● PROBLEM TO SOLVE: The response must be made up of the lines in the entries below that contain "horizontal".

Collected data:

● ● ● ● ●

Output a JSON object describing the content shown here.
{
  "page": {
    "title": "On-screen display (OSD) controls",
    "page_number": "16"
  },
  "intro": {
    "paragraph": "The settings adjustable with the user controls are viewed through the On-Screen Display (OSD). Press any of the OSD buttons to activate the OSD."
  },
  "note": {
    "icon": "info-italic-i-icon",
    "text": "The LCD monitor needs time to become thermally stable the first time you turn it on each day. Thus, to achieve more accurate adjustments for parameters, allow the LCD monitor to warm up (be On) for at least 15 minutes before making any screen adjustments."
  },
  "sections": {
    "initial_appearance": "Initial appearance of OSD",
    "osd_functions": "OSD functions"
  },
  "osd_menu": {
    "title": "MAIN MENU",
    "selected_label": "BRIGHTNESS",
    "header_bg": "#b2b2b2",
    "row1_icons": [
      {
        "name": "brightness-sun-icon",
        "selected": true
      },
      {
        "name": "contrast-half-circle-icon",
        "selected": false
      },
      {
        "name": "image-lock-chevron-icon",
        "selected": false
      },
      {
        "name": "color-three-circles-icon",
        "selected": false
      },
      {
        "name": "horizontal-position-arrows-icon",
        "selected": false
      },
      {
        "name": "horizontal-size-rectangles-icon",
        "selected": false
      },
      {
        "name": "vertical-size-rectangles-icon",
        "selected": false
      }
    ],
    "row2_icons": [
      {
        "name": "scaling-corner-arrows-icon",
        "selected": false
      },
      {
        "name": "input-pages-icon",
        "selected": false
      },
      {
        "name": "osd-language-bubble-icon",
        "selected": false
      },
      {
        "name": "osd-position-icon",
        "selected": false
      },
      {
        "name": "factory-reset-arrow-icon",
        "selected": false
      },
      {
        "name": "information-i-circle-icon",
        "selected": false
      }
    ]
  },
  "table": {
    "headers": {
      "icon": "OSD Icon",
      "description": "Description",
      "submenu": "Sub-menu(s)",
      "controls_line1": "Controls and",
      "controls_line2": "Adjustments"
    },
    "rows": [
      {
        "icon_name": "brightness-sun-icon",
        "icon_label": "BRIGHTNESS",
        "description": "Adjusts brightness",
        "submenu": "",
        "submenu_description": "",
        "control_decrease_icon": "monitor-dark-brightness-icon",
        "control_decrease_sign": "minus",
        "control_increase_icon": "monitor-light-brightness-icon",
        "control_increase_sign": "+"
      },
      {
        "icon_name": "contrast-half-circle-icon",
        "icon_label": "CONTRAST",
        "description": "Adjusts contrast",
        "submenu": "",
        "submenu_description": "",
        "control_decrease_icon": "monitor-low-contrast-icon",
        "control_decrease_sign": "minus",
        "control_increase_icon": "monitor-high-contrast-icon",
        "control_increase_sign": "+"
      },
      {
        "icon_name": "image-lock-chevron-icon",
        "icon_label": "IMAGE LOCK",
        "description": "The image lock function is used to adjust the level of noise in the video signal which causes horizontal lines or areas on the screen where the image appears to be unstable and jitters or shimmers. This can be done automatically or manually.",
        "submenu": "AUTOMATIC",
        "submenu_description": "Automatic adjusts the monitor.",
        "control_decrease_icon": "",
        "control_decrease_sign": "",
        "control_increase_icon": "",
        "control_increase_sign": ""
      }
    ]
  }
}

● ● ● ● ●

● RESPONSE BELOW:
        "name": "horizontal-position-arrows-icon",
        "name": "horizontal-size-rectangles-icon",
        "description": "The image lock function is used to adjust the level of noise in the video signal which causes horizontal lines or areas on the screen where the image appears to be unstable and jitters or shimmers. This can be done automatically or manually.",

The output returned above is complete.